But what followed afterwards in the early-mid 80s was cringeworthy. Ebony and Ivory – the toe-curling and insufferable duet with Paul McCartney; I Just Called To Say I Love You which seemed to be #1 for months on end in 1984, no matter which country you lived in; Part Time Lover, a song that sits alongside those of Phil Collins as examples of what was so wrong about the charts of the era.

In 2017, Stevie Wonder remains a hugely important and influential recording artist and social figure. Just don’t ask me to listen to his recent music.

Now. Any volunteers to come up with Part 3?


It would be eighteen months before XTC released their next 45 in September 1986 during which period spin-off psychedelic band The Dukes of Stratosphear had issued six-track mini-album, 25 O’Clock, from which this was issued as a single:-

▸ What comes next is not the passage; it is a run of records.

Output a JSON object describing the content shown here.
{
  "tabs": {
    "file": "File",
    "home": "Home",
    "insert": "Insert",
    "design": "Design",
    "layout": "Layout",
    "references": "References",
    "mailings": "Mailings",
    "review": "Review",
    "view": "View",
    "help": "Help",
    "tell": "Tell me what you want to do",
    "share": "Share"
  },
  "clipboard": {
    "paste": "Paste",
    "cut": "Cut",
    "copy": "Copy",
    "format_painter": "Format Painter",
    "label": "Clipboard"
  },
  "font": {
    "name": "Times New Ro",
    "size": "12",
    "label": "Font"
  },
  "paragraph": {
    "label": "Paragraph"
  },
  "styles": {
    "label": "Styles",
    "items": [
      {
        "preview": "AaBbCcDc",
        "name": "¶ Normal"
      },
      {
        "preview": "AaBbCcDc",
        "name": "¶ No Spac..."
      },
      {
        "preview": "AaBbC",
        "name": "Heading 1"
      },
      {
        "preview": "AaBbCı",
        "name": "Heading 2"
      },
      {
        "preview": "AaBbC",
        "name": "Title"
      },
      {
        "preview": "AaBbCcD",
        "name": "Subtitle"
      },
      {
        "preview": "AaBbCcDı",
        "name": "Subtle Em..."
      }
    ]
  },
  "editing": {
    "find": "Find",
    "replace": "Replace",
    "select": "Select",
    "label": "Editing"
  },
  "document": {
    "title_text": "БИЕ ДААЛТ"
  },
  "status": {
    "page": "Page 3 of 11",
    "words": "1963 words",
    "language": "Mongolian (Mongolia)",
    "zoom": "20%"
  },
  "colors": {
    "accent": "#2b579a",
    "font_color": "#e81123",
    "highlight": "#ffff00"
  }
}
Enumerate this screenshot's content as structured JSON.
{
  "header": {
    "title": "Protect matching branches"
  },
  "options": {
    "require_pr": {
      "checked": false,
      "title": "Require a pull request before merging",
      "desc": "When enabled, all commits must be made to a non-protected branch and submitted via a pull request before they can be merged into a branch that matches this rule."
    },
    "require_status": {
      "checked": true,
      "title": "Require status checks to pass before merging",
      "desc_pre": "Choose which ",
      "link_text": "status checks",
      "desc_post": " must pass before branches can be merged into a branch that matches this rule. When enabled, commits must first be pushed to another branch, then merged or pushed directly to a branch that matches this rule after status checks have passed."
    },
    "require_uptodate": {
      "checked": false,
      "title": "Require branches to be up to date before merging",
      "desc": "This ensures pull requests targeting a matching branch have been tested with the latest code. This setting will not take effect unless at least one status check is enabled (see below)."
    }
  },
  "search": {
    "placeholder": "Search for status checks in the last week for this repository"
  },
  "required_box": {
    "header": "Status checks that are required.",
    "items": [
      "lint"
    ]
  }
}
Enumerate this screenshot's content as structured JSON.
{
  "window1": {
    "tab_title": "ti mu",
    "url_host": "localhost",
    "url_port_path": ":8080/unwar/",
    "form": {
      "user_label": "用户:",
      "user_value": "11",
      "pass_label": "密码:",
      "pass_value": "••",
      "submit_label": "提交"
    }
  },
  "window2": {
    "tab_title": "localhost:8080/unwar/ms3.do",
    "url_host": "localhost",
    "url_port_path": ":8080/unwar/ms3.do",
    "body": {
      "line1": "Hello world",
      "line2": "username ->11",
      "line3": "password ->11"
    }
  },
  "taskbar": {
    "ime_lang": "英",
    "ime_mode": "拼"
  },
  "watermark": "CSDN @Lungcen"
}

mp3 : The Dukes of Stratosphear – The Mole From The Ministry

Meanwhile, back in the real world, the band had been teamed up with American rocker Todd Rundgren to work on the new album which would be released with the title Skylarking. It’s a record I’ve never bought, partly based on some rotten reviews at the time and also the fact that I couldn’t understand why Virgin Records had thought an act so quintessentially English would get something out of working with someone I regarded as so antiquated and likely unsympathetic to the band. Turns out that Andy Partridge hated the idea too but not Dave Gregory as this excerpt from a 1990 magazine piece illustrates:-

“Todd and Andy were like chalk and cheese as personalities, they didn’t hit it off from the start. Things just went from bad to worse. Andy was saying how much he hated the album, and when we returned home, he was very depressed about it. My only misgiving was that it was badly recorded. Perhaps Todd was trying to recreate a Sixties sound to capitalise on our Beatles fixation: but having said that, Skylarking is probably my favourite XTC album. Personally, I like what Todd did with the songs.”

Here’s its first single and the bonus track on the 12″:-

mp3 : XTC – Grass
mp3 : XTC – Extrovert

The b-side to Grass was later re-released as a 45 in its own right and I’ll return to it in due course. For now, I’ll simply say that Grass (which JTFL had included as part of an ICA) it’s not as bad as you would fear – but it does sound a lot like Modern Life Is Rubbish-era Blur from a few year later. What it doesn’t sound like at all is XTC……unlike Extrovert but it suufers from having those awful 80s horns-sounding keyboards on it.